Jenson Button, the world champion, struck out on his own during the Japanese Grand Prix, but circumstantial details conspired to thwart his tactics.
Button's gamble fails to come off
SUZUKA //It is a common perception that Formula One's mid-race refuelling ban - introduced at the start of 2010 - has stifled the art of strategic innovation, but that does not always hold.
Jenson Button, the world champion, struck out on his own during yesterday's Japanese Grand Prix, but circumstantial details conspired to thwart his tactics. Unless the weather changes, the rules dictate that the fastest 10 drivers must start the race on the same set of tyres they used during qualifying - and making the right selection is always a compromise.
Should they opt for a hard tyre that promises greater consistency, or a softer alternative that provides superior short-term speed at the expense of durability? In the final stages of qualifying, drivers tend to bolt on the softest available Bridgestone compound, to get the optimum lap time possible, but Button tried a different approach at Suzuka. His McLaren-Mercedes felt more balanced on the harder tyre and that gave him added confidence. He planned to use them for a single, three-lap run during the final part in the hope that he would be able to generate sufficient tyre temperature to qualify on the second row, behind the dominant Red Bull-Renaults.

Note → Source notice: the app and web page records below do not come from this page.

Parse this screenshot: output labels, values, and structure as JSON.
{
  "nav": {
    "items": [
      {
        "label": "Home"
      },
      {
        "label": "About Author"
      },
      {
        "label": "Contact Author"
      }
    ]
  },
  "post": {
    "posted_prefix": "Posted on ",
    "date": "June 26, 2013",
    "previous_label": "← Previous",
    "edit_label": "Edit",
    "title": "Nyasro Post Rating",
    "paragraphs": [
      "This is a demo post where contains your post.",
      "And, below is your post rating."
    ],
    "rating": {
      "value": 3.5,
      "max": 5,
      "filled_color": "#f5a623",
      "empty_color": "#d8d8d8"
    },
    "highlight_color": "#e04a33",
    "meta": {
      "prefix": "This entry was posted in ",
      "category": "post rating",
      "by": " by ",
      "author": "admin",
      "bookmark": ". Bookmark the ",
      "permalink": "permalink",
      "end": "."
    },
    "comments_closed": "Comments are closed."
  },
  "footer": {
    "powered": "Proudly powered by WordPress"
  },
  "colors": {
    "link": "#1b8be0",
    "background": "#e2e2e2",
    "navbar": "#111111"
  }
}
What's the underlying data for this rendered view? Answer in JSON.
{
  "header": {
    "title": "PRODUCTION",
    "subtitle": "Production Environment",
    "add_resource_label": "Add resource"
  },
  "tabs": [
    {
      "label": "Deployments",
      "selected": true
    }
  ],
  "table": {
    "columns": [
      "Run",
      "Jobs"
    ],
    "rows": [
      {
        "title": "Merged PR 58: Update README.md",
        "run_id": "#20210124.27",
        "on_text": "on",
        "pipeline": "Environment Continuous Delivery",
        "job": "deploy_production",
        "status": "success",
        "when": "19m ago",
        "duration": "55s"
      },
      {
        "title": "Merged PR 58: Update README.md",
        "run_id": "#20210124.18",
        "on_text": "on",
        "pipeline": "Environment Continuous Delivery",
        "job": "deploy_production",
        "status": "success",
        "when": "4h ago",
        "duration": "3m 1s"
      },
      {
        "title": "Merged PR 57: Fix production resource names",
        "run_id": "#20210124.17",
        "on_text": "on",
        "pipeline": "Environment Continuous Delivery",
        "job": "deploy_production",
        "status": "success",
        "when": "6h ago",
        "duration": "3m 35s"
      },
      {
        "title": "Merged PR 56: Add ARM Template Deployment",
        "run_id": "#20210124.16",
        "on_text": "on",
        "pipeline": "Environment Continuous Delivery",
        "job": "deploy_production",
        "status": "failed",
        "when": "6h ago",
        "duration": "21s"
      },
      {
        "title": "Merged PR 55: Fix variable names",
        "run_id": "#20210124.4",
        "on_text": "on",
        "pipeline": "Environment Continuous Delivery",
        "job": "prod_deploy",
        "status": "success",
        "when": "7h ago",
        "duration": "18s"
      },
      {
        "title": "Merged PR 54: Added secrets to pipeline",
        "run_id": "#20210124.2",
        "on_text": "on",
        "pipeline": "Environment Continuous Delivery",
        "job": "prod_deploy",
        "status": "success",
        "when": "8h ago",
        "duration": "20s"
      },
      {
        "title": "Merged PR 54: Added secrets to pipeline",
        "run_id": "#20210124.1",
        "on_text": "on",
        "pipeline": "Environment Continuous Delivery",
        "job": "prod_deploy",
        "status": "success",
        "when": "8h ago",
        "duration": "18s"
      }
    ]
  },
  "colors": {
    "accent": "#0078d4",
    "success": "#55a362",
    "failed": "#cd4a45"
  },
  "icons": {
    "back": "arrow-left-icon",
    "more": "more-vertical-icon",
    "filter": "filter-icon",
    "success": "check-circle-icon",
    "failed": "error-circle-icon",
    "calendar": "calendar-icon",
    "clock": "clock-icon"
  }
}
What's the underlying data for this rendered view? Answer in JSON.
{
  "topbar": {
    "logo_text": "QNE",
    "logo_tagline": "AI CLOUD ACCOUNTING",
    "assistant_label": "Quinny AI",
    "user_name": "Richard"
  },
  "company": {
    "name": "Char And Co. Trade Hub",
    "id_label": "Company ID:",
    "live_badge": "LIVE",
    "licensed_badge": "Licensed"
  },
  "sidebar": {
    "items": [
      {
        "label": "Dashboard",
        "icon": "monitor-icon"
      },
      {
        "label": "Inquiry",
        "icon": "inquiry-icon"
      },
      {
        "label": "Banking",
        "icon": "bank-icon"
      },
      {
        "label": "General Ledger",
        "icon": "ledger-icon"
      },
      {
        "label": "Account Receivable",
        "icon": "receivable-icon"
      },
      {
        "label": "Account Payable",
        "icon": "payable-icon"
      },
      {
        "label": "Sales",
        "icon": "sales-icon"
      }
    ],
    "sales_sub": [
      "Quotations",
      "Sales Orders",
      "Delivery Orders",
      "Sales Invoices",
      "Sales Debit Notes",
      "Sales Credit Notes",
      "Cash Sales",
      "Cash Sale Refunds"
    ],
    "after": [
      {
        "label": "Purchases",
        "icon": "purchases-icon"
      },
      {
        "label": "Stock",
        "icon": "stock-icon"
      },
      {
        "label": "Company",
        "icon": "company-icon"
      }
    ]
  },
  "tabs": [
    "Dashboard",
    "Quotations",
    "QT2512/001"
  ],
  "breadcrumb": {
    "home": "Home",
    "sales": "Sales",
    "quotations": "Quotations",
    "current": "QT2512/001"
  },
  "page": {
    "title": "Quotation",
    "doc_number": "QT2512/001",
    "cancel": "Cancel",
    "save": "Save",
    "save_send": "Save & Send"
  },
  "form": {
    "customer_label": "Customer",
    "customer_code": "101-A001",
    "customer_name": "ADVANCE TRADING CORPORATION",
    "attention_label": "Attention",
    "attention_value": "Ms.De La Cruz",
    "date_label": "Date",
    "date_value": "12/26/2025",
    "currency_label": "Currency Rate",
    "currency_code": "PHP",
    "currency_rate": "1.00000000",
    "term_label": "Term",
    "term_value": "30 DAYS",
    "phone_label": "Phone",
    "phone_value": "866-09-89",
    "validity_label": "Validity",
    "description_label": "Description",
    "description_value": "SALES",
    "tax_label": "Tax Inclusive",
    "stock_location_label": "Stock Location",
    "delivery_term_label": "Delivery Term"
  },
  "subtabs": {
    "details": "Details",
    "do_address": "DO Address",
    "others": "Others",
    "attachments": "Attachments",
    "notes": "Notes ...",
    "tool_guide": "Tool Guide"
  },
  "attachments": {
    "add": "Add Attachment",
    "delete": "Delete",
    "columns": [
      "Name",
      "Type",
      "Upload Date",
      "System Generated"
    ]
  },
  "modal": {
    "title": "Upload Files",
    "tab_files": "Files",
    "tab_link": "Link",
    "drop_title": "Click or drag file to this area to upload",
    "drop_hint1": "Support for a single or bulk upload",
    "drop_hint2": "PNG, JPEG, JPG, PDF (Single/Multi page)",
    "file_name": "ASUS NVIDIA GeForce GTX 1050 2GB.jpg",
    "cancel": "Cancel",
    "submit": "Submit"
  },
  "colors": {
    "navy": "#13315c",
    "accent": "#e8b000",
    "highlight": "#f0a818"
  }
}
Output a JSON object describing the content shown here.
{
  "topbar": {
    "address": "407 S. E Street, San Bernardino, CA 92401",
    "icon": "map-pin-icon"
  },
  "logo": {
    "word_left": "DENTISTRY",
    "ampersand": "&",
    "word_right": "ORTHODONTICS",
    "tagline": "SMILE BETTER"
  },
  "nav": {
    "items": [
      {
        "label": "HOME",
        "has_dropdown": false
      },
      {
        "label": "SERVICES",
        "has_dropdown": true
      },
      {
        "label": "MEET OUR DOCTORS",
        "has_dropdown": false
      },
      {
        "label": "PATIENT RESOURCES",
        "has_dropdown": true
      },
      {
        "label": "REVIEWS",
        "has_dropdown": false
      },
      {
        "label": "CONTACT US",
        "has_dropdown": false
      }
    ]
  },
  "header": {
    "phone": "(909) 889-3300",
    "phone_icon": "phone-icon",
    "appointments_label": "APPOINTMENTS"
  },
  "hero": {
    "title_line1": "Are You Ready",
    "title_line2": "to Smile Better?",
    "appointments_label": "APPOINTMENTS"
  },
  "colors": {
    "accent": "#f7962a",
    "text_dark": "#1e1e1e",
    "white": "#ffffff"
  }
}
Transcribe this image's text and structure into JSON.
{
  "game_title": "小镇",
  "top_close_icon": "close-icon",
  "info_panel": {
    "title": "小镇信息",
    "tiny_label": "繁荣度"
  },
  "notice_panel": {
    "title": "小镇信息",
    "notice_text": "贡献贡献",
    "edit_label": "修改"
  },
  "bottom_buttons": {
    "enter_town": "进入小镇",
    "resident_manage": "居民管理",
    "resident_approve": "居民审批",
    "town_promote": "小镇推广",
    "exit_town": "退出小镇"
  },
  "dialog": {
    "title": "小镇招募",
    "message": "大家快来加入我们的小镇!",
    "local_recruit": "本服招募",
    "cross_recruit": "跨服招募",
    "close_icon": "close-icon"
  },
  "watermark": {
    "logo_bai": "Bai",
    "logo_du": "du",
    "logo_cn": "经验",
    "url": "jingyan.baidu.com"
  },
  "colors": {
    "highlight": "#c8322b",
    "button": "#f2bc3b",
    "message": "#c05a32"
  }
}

Although the circuit had been washed by rain overnight - and a clean surface leads cars to slide around, which compromises tyre performance - yesterday's hot temperatures caused a fresh layer of grip-enhancing rubber to be laid very quickly. Button's first qualifying lap was actually his best - and had he set off with fuel for one lap, rather than three, the weight saved would have been worth 0.2sec, enough to secure him third place rather than sixth.
His hope in the race was that rivals' softer tyres would swiftly wilt, obliging the leaders to pit and leaving him with a clear track. With grip levels having increased faster than anticipated, however, the softer tyre proved to be rather stronger than Button's strategy had hoped. "We were compromised from the start because we soon saw that the leaders weren't struggling as much as we'd expected," he said.
He led for 13 laps after the Red Bulls and Fernando Alonso (Ferrari) made their tyre stops, but he was never far enough ahead to have any chance of making the podium and finished fourth. He was quick when he finally switched to the softer tyre - towards the end of the race, when grip levels peaked - but by then it was too late and it has left his title defence in a precarious situation with three races to go.
The potential effectiveness of a long first stint on hard tyres was underlined, though, by local favourite Kamui Kobayashi, who pitted at the same time as Button and then used the softer rubber to claw his way from 12th to a crowd-pleasing seventh in his BMW Sauber-Ferrari.